— Problem requirements —
Only the lines holding "text" are wanted here; copy each from the listing.

— Source material —
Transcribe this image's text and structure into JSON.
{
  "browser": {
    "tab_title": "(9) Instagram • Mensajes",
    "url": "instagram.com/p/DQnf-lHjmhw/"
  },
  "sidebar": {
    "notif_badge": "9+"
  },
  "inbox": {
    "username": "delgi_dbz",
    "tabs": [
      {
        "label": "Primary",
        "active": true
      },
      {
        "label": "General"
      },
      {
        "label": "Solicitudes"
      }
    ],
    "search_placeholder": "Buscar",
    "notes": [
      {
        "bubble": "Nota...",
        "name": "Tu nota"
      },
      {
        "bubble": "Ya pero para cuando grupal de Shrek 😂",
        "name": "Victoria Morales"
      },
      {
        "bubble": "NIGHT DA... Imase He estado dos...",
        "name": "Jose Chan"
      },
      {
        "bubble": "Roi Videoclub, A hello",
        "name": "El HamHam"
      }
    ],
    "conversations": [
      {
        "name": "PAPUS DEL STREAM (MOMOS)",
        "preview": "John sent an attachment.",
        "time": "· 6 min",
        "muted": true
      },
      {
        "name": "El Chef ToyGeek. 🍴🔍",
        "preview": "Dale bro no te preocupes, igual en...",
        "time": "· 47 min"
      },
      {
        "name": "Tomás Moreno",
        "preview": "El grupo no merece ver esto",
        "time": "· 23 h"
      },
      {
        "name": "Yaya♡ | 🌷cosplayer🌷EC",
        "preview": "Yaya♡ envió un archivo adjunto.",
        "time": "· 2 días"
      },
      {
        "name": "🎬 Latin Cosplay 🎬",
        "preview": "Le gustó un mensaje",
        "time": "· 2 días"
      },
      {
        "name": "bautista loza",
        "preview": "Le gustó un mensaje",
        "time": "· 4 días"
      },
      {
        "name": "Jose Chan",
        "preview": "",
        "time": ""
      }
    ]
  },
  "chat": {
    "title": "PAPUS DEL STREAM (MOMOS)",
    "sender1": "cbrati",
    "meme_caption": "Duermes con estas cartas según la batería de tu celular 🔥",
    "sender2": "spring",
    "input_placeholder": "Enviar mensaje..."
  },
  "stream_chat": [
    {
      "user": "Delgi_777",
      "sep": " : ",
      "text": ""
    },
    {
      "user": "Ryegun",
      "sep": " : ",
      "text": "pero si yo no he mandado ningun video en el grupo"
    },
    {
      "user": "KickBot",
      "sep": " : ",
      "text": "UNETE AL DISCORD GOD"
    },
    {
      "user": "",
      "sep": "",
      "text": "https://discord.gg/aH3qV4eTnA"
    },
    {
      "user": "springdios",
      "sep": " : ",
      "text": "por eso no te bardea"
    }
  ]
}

— Task response —
Transcribe this image's text and structure into JSON.
      "text": ""
      "text": "pero si yo no he mandado ningun video en el grupo"
      "text": "UNETE AL DISCORD GOD"
      "text": "https://discord.gg/aH3qV4eTnA"
      "text": "por eso no te bardea"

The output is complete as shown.